Yes Piergiovanni there are indeed special FL lenses but these are glass doped with fluoride of the same kind as in the original FL binoculars although of a different grade. They are not crystal lenses such as are used by Kowa.
Hi thanks for the comments"! I' ve written to Zeiss Italy, yesterday evening, to have more information about this.
By the way "fluorite" on Kowa Sport Optics is not mineral, but an "artificial monocrystal".
I've a great Takahashi FS 128 with "real fluorite" and it has a very high contrast. Too bad that its processing was banned due to the presumed toxicity of the vapors emitted,
Please see my old box in Kowa 8.5x44 review (i've used google translate for brevity)
Fluorite ore is a halide of the monometric group and has a hardness of 4
a specific weight: 3.1-3.2 and a refractive index: n = 1.433, it emits light when it is heated or exposed to ultraviolet radiation. It seems that its name may derive from two factors, primarily from the Latin fluere = merge (since it was used as a flux in metallurgy), It seems, however, that in the Middle Ages, English miners mentioned it as Flower "FLOWER" because of its beauty. Natural fluorite includes traces of rare earth elements that give the stone a purple or greenish color and cause, as anticipated, a fluorescence when subjected to heat or ultraviolet rays.

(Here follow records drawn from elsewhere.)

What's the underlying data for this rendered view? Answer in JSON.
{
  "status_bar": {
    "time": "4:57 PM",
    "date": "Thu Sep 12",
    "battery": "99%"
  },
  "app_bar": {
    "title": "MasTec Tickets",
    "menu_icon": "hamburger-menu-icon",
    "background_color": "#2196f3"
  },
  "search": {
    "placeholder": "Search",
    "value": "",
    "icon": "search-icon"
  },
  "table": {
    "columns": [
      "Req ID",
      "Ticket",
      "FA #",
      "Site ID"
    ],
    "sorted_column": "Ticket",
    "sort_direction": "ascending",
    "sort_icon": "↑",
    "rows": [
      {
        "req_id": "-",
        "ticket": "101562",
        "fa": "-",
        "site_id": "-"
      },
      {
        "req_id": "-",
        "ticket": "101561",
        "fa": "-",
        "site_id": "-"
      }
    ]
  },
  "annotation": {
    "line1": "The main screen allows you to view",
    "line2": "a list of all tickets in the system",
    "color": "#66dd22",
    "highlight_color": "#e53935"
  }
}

Synthetic fluorite by KOWA
Fluorite (crystal fluorite), used for the Kowa High Lander BL8J3 Large series and on TSN-883/884 riflescopes, is instead an artificial mono-crystal, for this reason, it does not contain impurities and does not emit fluorescence when heated or exposed with ultraviolet rays. For this reason the artificial fluorite is chemically stable, on the other hand it is more fragile than the mineral one and tends to scratch easily. For this reason, its processing is more difficult during the grinding and polishing phase, but it is possible to create large diameter lenses